━━━ WORKING DATA

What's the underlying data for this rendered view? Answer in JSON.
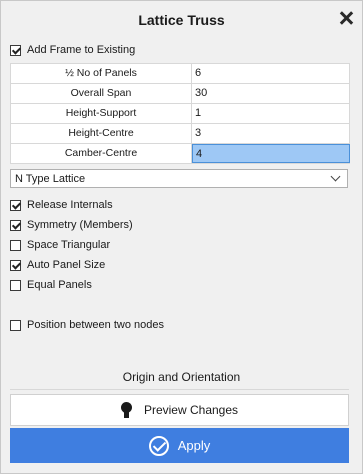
{
  "header": {
    "title": "Lattice Truss"
  },
  "add_frame": {
    "label": "Add Frame to Existing",
    "checked": true
  },
  "grid": [
    {
      "label": "½ No of Panels",
      "value": "6",
      "selected": false
    },
    {
      "label": "Overall Span",
      "value": "30",
      "selected": false
    },
    {
      "label": "Height-Support",
      "value": "1",
      "selected": false
    },
    {
      "label": "Height-Centre",
      "value": "3",
      "selected": false
    },
    {
      "label": "Camber-Centre",
      "value": "4",
      "selected": true
    }
  ],
  "lattice_type": {
    "selected": "N Type Lattice"
  },
  "options": [
    {
      "label": "Release Internals",
      "checked": true
    },
    {
      "label": "Symmetry (Members)",
      "checked": true
    },
    {
      "label": "Space Triangular",
      "checked": false
    },
    {
      "label": "Auto Panel Size",
      "checked": true
    },
    {
      "label": "Equal Panels",
      "checked": false
    }
  ],
  "position_between": {
    "label": "Position between two nodes",
    "checked": false
  },
  "origin": {
    "label": "Origin and Orientation"
  },
  "preview": {
    "label": "Preview Changes"
  },
  "apply": {
    "label": "Apply"
  },
  "colors": {
    "accent": "#3f7ee0",
    "selection": "#9ec8f5"
  },
  "icons": {
    "close": "close-icon",
    "bulb": "lightbulb-icon",
    "apply": "check-circle-icon",
    "dropdown": "chevron-down-icon"
  }
}
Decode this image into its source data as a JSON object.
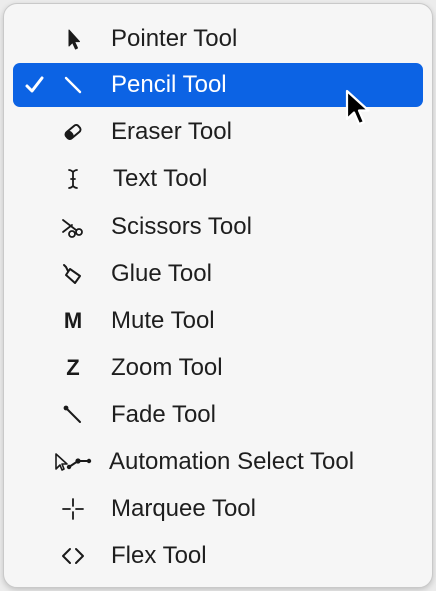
{
  "menu": {
    "items": [
      {
        "label": "Pointer Tool",
        "icon": "pointer-icon",
        "selected": false
      },
      {
        "label": "Pencil Tool",
        "icon": "pencil-icon",
        "selected": true
      },
      {
        "label": "Eraser Tool",
        "icon": "eraser-icon",
        "selected": false
      },
      {
        "label": "Text Tool",
        "icon": "text-cursor-icon",
        "selected": false
      },
      {
        "label": "Scissors Tool",
        "icon": "scissors-icon",
        "selected": false
      },
      {
        "label": "Glue Tool",
        "icon": "glue-icon",
        "selected": false
      },
      {
        "label": "Mute Tool",
        "icon": "mute-icon",
        "icon_text": "M",
        "selected": false
      },
      {
        "label": "Zoom Tool",
        "icon": "zoom-icon",
        "icon_text": "Z",
        "selected": false
      },
      {
        "label": "Fade Tool",
        "icon": "fade-icon",
        "selected": false
      },
      {
        "label": "Automation Select Tool",
        "icon": "automation-select-icon",
        "selected": false
      },
      {
        "label": "Marquee Tool",
        "icon": "marquee-icon",
        "selected": false
      },
      {
        "label": "Flex Tool",
        "icon": "flex-icon",
        "selected": false
      }
    ]
  },
  "colors": {
    "highlight": "#0c63e4",
    "menu_background": "#f6f6f6",
    "text": "#1e1e1e"
  }
}
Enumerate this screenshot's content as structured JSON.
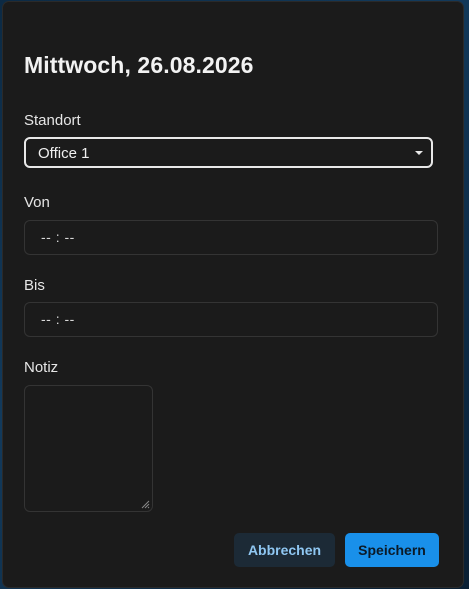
{
  "dialog": {
    "title": "Mittwoch, 26.08.2026"
  },
  "form": {
    "location": {
      "label": "Standort",
      "value": "Office 1"
    },
    "from": {
      "label": "Von",
      "value": "-- : --"
    },
    "to": {
      "label": "Bis",
      "value": "-- : --"
    },
    "note": {
      "label": "Notiz",
      "value": ""
    }
  },
  "actions": {
    "cancel_label": "Abbrechen",
    "save_label": "Speichern"
  },
  "colors": {
    "dialog_bg": "#1b1b1b",
    "primary": "#1990ea",
    "secondary_bg": "#1c2a36",
    "secondary_text": "#8fc7f2"
  },
  "icons": {
    "select_caret": "caret-down-icon",
    "resize_grip": "resize-grip-icon"
  }
}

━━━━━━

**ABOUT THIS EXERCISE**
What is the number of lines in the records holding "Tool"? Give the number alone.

**YOUR RESPONSE**
12